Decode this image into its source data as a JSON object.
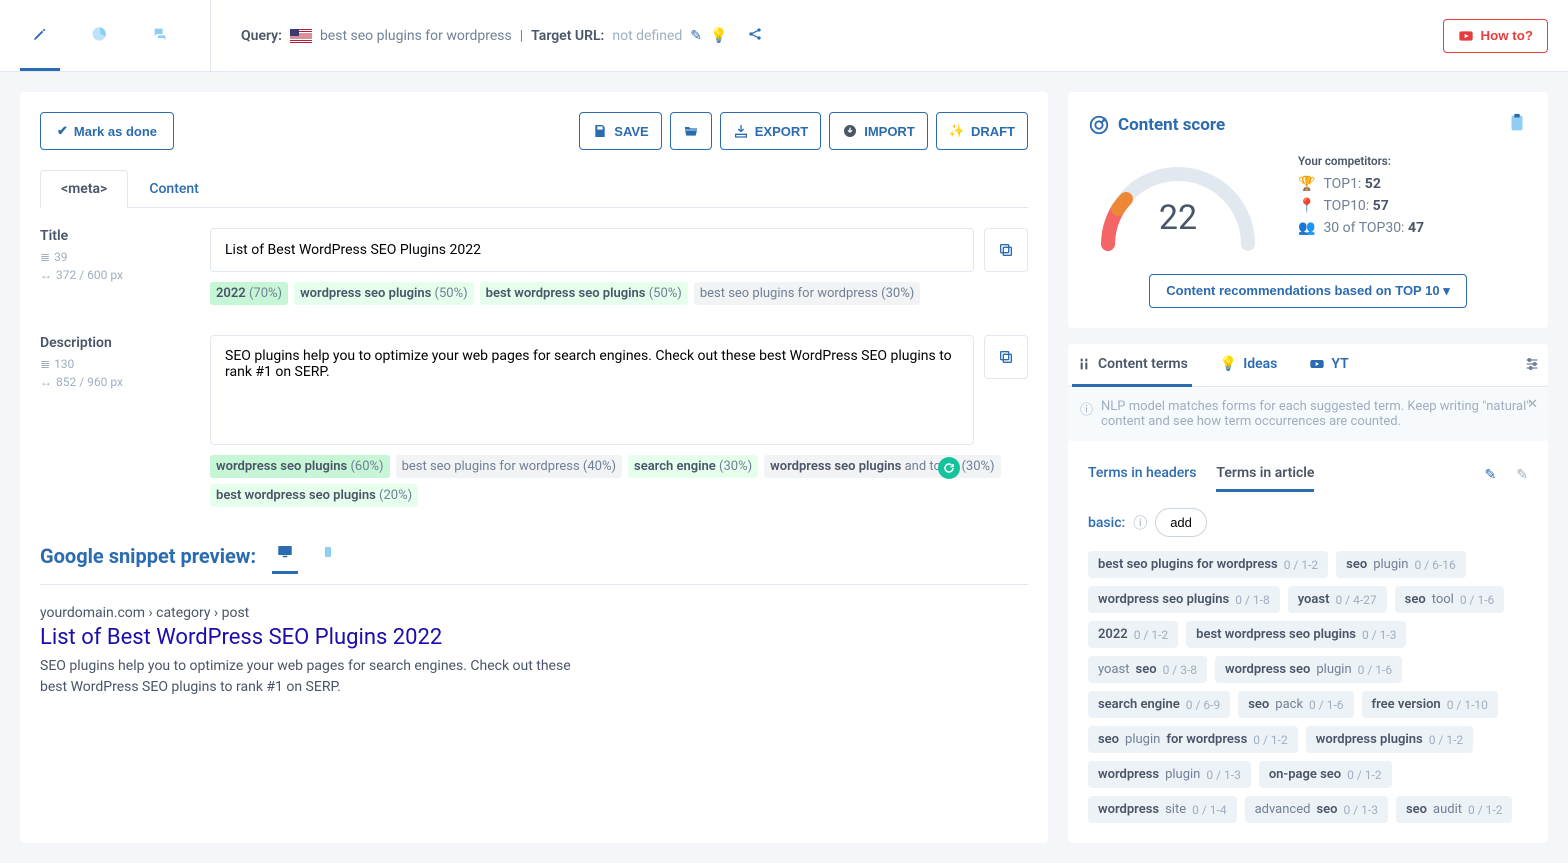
{
  "topbar": {
    "query_label": "Query:",
    "query_text": "best seo plugins for wordpress",
    "target_label": "Target URL:",
    "target_value": "not defined",
    "howto": "How to?"
  },
  "actions": {
    "mark_done": "Mark as done",
    "save": "SAVE",
    "export": "EXPORT",
    "import": "IMPORT",
    "draft": "DRAFT"
  },
  "tabs": {
    "meta": "<meta>",
    "content": "Content"
  },
  "title_field": {
    "label": "Title",
    "char_count": "39",
    "px": "372 / 600 px",
    "value": "List of Best WordPress SEO Plugins 2022",
    "chips": [
      {
        "text_b": "2022",
        "pct": " (70%)",
        "cls": "green"
      },
      {
        "text_b": "wordpress seo plugins",
        "pct": " (50%)",
        "cls": "lightgreen"
      },
      {
        "text_b": "best wordpress seo plugins",
        "pct": " (50%)",
        "cls": "lightgreen"
      },
      {
        "text_plain": "best seo plugins for wordpress",
        "pct": " (30%)",
        "cls": "gray"
      }
    ]
  },
  "desc_field": {
    "label": "Description",
    "char_count": "130",
    "px": "852 / 960 px",
    "value": "SEO plugins help you to optimize your web pages for search engines. Check out these best WordPress SEO plugins to rank #1 on SERP.",
    "chips": [
      {
        "text_b": "wordpress seo plugins",
        "pct": " (60%)",
        "cls": "green"
      },
      {
        "text_plain": "best seo plugins for wordpress",
        "pct": " (40%)",
        "cls": "gray"
      },
      {
        "text_b": "search engine",
        "pct": " (30%)",
        "cls": "lightgreen"
      },
      {
        "text_pre": "wordpress seo plugins",
        "text_plain": " and tools",
        "pct": " (30%)",
        "cls": "gray"
      },
      {
        "text_b": "best wordpress seo plugins",
        "pct": " (20%)",
        "cls": "lightgreen"
      }
    ]
  },
  "preview": {
    "heading": "Google snippet preview:",
    "url": "yourdomain.com › category › post",
    "title": "List of Best WordPress SEO Plugins 2022",
    "desc": "SEO plugins help you to optimize your web pages for search engines. Check out these best WordPress SEO plugins to rank #1 on SERP."
  },
  "score": {
    "heading": "Content score",
    "value": "22",
    "comp_heading": "Your competitors:",
    "rows": [
      {
        "label": "TOP1: ",
        "val": "52"
      },
      {
        "label": "TOP10: ",
        "val": "57"
      },
      {
        "label": "30 of TOP30: ",
        "val": "47"
      }
    ],
    "rec_btn": "Content recommendations based on TOP 10"
  },
  "side": {
    "tab_terms": "Content terms",
    "tab_ideas": "Ideas",
    "tab_yt": "YT",
    "note": "NLP model matches forms for each suggested term. Keep writing \"natural\" content and see how term occurrences are counted.",
    "sub_headers": "Terms in headers",
    "sub_article": "Terms in article",
    "basic": "basic:",
    "add": "add",
    "terms": [
      {
        "pre": "",
        "b": "best seo plugins for wordpress",
        "post": "",
        "c": "0 / 1-2"
      },
      {
        "pre": "",
        "b": "seo",
        "post": " plugin",
        "c": "0 / 6-16"
      },
      {
        "pre": "",
        "b": "wordpress seo plugins",
        "post": "",
        "c": "0 / 1-8"
      },
      {
        "pre": "",
        "b": "yoast",
        "post": "",
        "c": "0 / 4-27"
      },
      {
        "pre": "",
        "b": "seo",
        "post": " tool",
        "c": "0 / 1-6"
      },
      {
        "pre": "",
        "b": "2022",
        "post": "",
        "c": "0 / 1-2"
      },
      {
        "pre": "",
        "b": "best wordpress seo plugins",
        "post": "",
        "c": "0 / 1-3"
      },
      {
        "pre": "yoast ",
        "b": "seo",
        "post": "",
        "c": "0 / 3-8"
      },
      {
        "pre": "",
        "b": "wordpress seo",
        "post": " plugin",
        "c": "0 / 1-6"
      },
      {
        "pre": "",
        "b": "search engine",
        "post": "",
        "c": "0 / 6-9"
      },
      {
        "pre": "",
        "b": "seo",
        "post": " pack",
        "c": "0 / 1-6"
      },
      {
        "pre": "",
        "b": "free version",
        "post": "",
        "c": "0 / 1-10"
      },
      {
        "pre": "",
        "b": "seo",
        "post": " plugin ",
        "b2": "for wordpress",
        "c": "0 / 1-2"
      },
      {
        "pre": "",
        "b": "wordpress plugins",
        "post": "",
        "c": "0 / 1-2"
      },
      {
        "pre": "",
        "b": "wordpress",
        "post": " plugin",
        "c": "0 / 1-3"
      },
      {
        "pre": "",
        "b": "on-page seo",
        "post": "",
        "c": "0 / 1-2"
      },
      {
        "pre": "",
        "b": "wordpress",
        "post": " site",
        "c": "0 / 1-4"
      },
      {
        "pre": "advanced ",
        "b": "seo",
        "post": "",
        "c": "0 / 1-3"
      },
      {
        "pre": "",
        "b": "seo",
        "post": " audit",
        "c": "0 / 1-2"
      }
    ]
  }
}
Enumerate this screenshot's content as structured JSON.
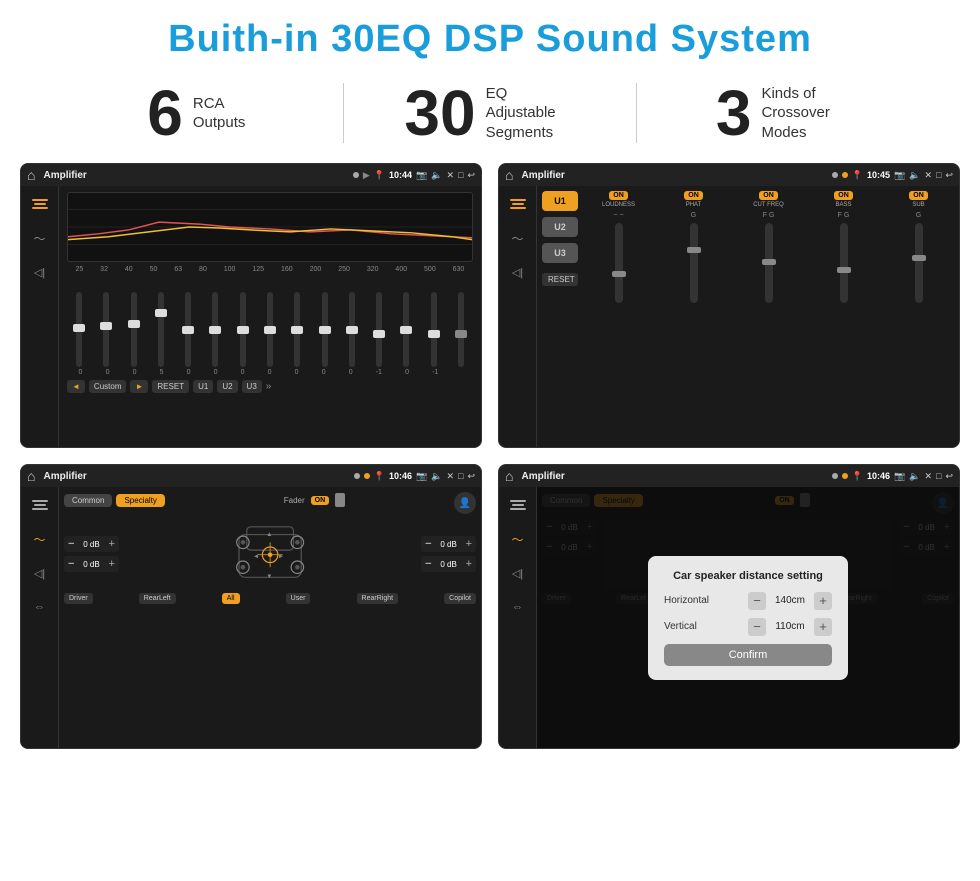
{
  "page": {
    "title": "Buith-in 30EQ DSP Sound System",
    "title_color": "#1a9ddb"
  },
  "stats": [
    {
      "number": "6",
      "label_line1": "RCA",
      "label_line2": "Outputs"
    },
    {
      "number": "30",
      "label_line1": "EQ Adjustable",
      "label_line2": "Segments"
    },
    {
      "number": "3",
      "label_line1": "Kinds of",
      "label_line2": "Crossover Modes"
    }
  ],
  "screens": [
    {
      "id": "screen1",
      "app_name": "Amplifier",
      "time": "10:44",
      "eq_labels": [
        "25",
        "32",
        "40",
        "50",
        "63",
        "80",
        "100",
        "125",
        "160",
        "200",
        "250",
        "320",
        "400",
        "500",
        "630"
      ],
      "eq_values": [
        "0",
        "0",
        "0",
        "5",
        "0",
        "0",
        "0",
        "0",
        "0",
        "0",
        "0",
        "-1",
        "0",
        "-1"
      ],
      "bottom_btns": [
        "◄",
        "Custom",
        "►",
        "RESET",
        "U1",
        "U2",
        "U3"
      ]
    },
    {
      "id": "screen2",
      "app_name": "Amplifier",
      "time": "10:45",
      "presets": [
        "U1",
        "U2",
        "U3"
      ],
      "channels": [
        {
          "toggle": "ON",
          "label": "LOUDNESS"
        },
        {
          "toggle": "ON",
          "label": "PHAT"
        },
        {
          "toggle": "ON",
          "label": "CUT FREQ"
        },
        {
          "toggle": "ON",
          "label": "BASS"
        },
        {
          "toggle": "ON",
          "label": "SUB"
        }
      ],
      "reset_label": "RESET"
    },
    {
      "id": "screen3",
      "app_name": "Amplifier",
      "time": "10:46",
      "tabs": [
        "Common",
        "Specialty"
      ],
      "active_tab": "Specialty",
      "fader_label": "Fader",
      "fader_on": "ON",
      "db_values": [
        "0 dB",
        "0 dB",
        "0 dB",
        "0 dB"
      ],
      "bottom_labels": [
        "Driver",
        "RearLeft",
        "All",
        "User",
        "RearRight",
        "Copilot"
      ]
    },
    {
      "id": "screen4",
      "app_name": "Amplifier",
      "time": "10:46",
      "tabs": [
        "Common",
        "Specialty"
      ],
      "dialog": {
        "title": "Car speaker distance setting",
        "horizontal_label": "Horizontal",
        "horizontal_value": "140cm",
        "vertical_label": "Vertical",
        "vertical_value": "110cm",
        "confirm_label": "Confirm",
        "db_values": [
          "0 dB",
          "0 dB"
        ]
      }
    }
  ]
}
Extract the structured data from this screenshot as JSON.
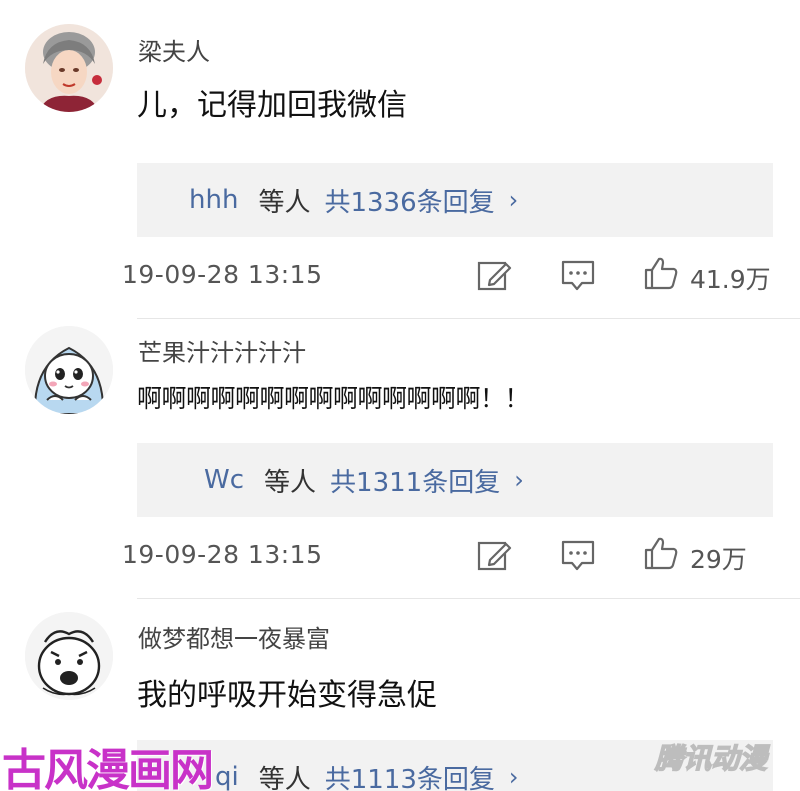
{
  "comments": [
    {
      "username": "梁夫人",
      "text": "儿，记得加回我微信",
      "reply_user": "hhh",
      "reply_mid": "等人",
      "reply_count": "共1336条回复",
      "reply_chevron": "›",
      "timestamp": "19-09-28  13:15",
      "likes": "41.9万"
    },
    {
      "username": "芒果汁汁汁汁汁",
      "text": "啊啊啊啊啊啊啊啊啊啊啊啊啊啊！！",
      "reply_user": "Wc",
      "reply_mid": "等人",
      "reply_count": "共1311条回复",
      "reply_chevron": "›",
      "timestamp": "19-09-28  13:15",
      "likes": "29万"
    },
    {
      "username": "做梦都想一夜暴富",
      "text": "我的呼吸开始变得急促",
      "reply_user": "qi",
      "reply_mid": "等人",
      "reply_count": "共1113条回复",
      "reply_chevron": "›"
    }
  ],
  "watermarks": {
    "left": "古风漫画网",
    "right": "腾讯动漫"
  },
  "colors": {
    "link": "#4a6aa0",
    "reply_bg": "#f2f2f2",
    "meta": "#555555",
    "watermark_left": "#c832c8"
  },
  "icons": [
    "edit-icon",
    "comment-icon",
    "like-icon",
    "chevron-right-icon"
  ]
}
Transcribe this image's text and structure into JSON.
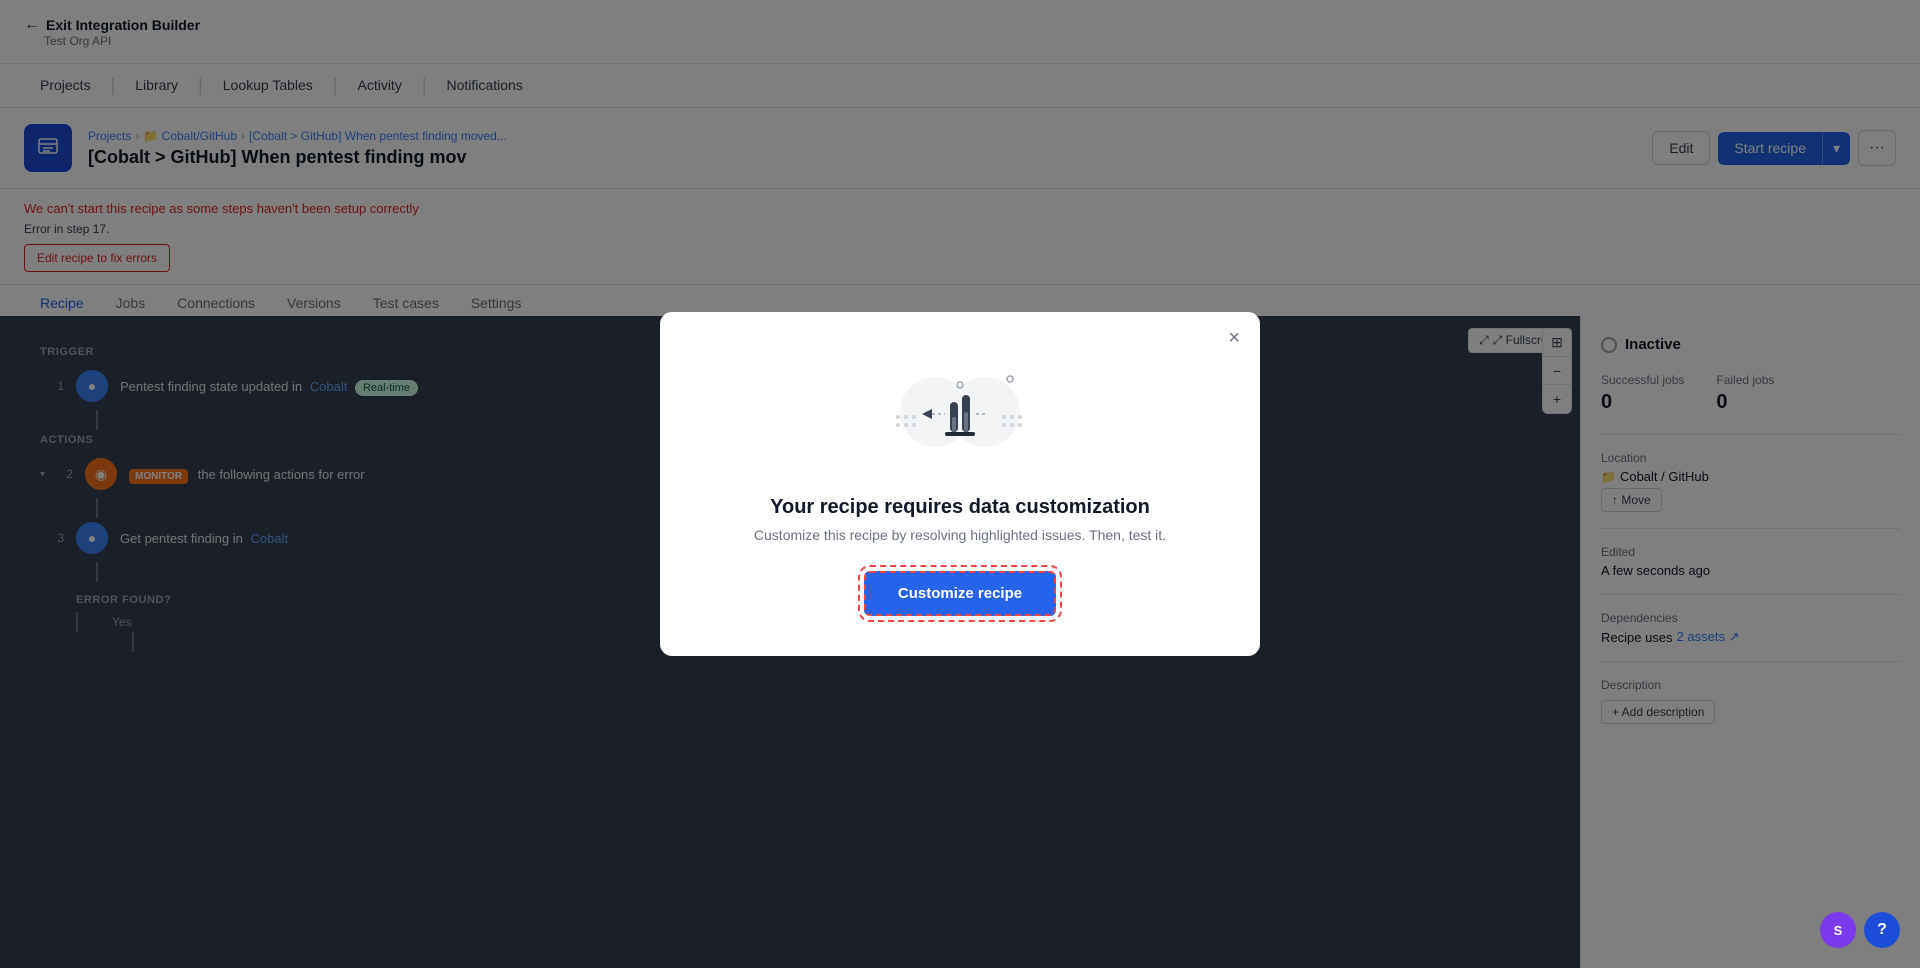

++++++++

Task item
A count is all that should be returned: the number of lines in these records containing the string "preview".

Answer for this exercise
2